(WHAT IS BEING ASKED):
Repeat the data that follows, keeping every character intact.

------ SUPPLIED MATERIAL ------

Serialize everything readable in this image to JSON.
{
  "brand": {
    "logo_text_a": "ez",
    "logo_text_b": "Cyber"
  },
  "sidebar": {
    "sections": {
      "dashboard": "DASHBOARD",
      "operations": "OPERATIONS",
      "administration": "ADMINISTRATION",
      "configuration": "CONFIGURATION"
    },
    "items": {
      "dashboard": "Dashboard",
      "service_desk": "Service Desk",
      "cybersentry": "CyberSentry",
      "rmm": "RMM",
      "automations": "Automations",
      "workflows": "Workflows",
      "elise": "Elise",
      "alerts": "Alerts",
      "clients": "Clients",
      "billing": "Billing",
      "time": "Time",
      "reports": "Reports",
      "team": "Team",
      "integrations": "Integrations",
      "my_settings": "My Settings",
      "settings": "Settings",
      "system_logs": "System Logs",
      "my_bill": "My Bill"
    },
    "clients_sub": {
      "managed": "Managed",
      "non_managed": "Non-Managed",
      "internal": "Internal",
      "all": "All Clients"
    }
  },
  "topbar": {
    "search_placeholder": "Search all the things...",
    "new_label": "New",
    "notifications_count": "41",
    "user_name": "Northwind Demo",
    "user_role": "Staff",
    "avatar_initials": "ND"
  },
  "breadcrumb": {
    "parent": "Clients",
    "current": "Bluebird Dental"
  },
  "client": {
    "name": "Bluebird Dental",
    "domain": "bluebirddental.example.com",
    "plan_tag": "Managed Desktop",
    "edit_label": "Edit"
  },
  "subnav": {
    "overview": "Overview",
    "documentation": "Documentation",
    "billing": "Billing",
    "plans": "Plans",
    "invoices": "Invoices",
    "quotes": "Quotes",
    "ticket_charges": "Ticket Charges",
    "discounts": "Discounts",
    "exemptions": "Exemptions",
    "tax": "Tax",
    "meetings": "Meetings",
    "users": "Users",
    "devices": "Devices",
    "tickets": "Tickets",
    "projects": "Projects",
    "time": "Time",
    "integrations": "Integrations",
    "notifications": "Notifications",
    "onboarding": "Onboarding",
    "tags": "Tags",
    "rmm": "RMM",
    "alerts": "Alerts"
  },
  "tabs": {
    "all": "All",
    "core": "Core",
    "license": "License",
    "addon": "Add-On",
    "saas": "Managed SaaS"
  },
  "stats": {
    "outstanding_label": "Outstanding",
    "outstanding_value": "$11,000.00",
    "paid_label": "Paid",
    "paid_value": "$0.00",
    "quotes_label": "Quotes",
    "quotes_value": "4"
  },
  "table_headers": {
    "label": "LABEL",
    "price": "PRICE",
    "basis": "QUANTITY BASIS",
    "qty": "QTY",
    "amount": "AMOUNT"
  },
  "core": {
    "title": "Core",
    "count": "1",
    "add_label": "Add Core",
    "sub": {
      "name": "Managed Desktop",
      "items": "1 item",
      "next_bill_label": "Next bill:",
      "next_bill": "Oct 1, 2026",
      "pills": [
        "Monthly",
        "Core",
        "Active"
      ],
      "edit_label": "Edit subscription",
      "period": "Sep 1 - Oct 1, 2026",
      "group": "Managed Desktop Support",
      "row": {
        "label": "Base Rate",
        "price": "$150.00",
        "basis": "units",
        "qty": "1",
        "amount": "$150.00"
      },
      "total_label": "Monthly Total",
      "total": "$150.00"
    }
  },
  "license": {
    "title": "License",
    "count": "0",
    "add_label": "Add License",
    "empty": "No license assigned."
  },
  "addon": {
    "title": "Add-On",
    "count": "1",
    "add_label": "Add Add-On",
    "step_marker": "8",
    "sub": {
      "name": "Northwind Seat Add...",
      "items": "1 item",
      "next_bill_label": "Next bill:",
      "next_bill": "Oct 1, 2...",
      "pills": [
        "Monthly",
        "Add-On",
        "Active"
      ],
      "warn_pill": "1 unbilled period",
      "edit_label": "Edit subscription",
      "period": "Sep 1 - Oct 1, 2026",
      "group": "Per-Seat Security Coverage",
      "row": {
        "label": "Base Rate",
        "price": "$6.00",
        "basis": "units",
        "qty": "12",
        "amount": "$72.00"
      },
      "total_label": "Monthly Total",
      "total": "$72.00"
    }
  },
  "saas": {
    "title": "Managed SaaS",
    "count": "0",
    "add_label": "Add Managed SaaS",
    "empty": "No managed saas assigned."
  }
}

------

(OUTPUT FOR THIS EXERCISE):
Serialize everything readable in this image to JSON.
{
  "brand": {
    "logo_text_a": "ez",
    "logo_text_b": "Cyber"
  },
  "sidebar": {
    "sections": {
      "dashboard": "DASHBOARD",
      "operations": "OPERATIONS",
      "administration": "ADMINISTRATION",
      "configuration": "CONFIGURATION"
    },
    "items": {
      "dashboard": "Dashboard",
      "service_desk": "Service Desk",
      "cybersentry": "CyberSentry",
      "rmm": "RMM",
      "automations": "Automations",
      "workflows": "Workflows",
      "elise": "Elise",
      "alerts": "Alerts",
      "clients": "Clients",
      "billing": "Billing",
      "time": "Time",
      "reports": "Reports",
      "team": "Team",
      "integrations": "Integrations",
      "my_settings": "My Settings",
      "settings": "Settings",
      "system_logs": "System Logs",
      "my_bill": "My Bill"
    },
    "clients_sub": {
      "managed": "Managed",
      "non_managed": "Non-Managed",
      "internal": "Internal",
      "all": "All Clients"
    }
  },
  "topbar": {
    "search_placeholder": "Search all the things...",
    "new_label": "New",
    "notifications_count": "41",
    "user_name": "Northwind Demo",
    "user_role": "Staff",
    "avatar_initials": "ND"
  },
  "breadcrumb": {
    "parent": "Clients",
    "current": "Bluebird Dental"
  },
  "client": {
    "name": "Bluebird Dental",
    "domain": "bluebirddental.example.com",
    "plan_tag": "Managed Desktop",
    "edit_label": "Edit"
  },
  "subnav": {
    "overview": "Overview",
    "documentation": "Documentation",
    "billing": "Billing",
    "plans": "Plans",
    "invoices": "Invoices",
    "quotes": "Quotes",
    "ticket_charges": "Ticket Charges",
    "discounts": "Discounts",
    "exemptions": "Exemptions",
    "tax": "Tax",
    "meetings": "Meetings",
    "users": "Users",
    "devices": "Devices",
    "tickets": "Tickets",
    "projects": "Projects",
    "time": "Time",
    "integrations": "Integrations",
    "notifications": "Notifications",
    "onboarding": "Onboarding",
    "tags": "Tags",
    "rmm": "RMM",
    "alerts": "Alerts"
  },
  "tabs": {
    "all": "All",
    "core": "Core",
    "license": "License",
    "addon": "Add-On",
    "saas": "Managed SaaS"
  },
  "stats": {
    "outstanding_label": "Outstanding",
    "outstanding_value": "$11,000.00",
    "paid_label": "Paid",
    "paid_value": "$0.00",
    "quotes_label": "Quotes",
    "quotes_value": "4"
  },
  "table_headers": {
    "label": "LABEL",
    "price": "PRICE",
    "basis": "QUANTITY BASIS",
    "qty": "QTY",
    "amount": "AMOUNT"
  },
  "core": {
    "title": "Core",
    "count": "1",
    "add_label": "Add Core",
    "sub": {
      "name": "Managed Desktop",
      "items": "1 item",
      "next_bill_label": "Next bill:",
      "next_bill": "Oct 1, 2026",
      "pills": [
        "Monthly",
        "Core",
        "Active"
      ],
      "edit_label": "Edit subscription",
      "period": "Sep 1 - Oct 1, 2026",
      "group": "Managed Desktop Support",
      "row": {
        "label": "Base Rate",
        "price": "$150.00",
        "basis": "units",
        "qty": "1",
        "amount": "$150.00"
      },
      "total_label": "Monthly Total",
      "total": "$150.00"
    }
  },
  "license": {
    "title": "License",
    "count": "0",
    "add_label": "Add License",
    "empty": "No license assigned."
  },
  "addon": {
    "title": "Add-On",
    "count": "1",
    "add_label": "Add Add-On",
    "step_marker": "8",
    "sub": {
      "name": "Northwind Seat Add...",
      "items": "1 item",
      "next_bill_label": "Next bill:",
      "next_bill": "Oct 1, 2...",
      "pills": [
        "Monthly",
        "Add-On",
        "Active"
      ],
      "warn_pill": "1 unbilled period",
      "edit_label": "Edit subscription",
      "period": "Sep 1 - Oct 1, 2026",
      "group": "Per-Seat Security Coverage",
      "row": {
        "label": "Base Rate",
        "price": "$6.00",
        "basis": "units",
        "qty": "12",
        "amount": "$72.00"
      },
      "total_label": "Monthly Total",
      "total": "$72.00"
    }
  },
  "saas": {
    "title": "Managed SaaS",
    "count": "0",
    "add_label": "Add Managed SaaS",
    "empty": "No managed saas assigned."
  }
}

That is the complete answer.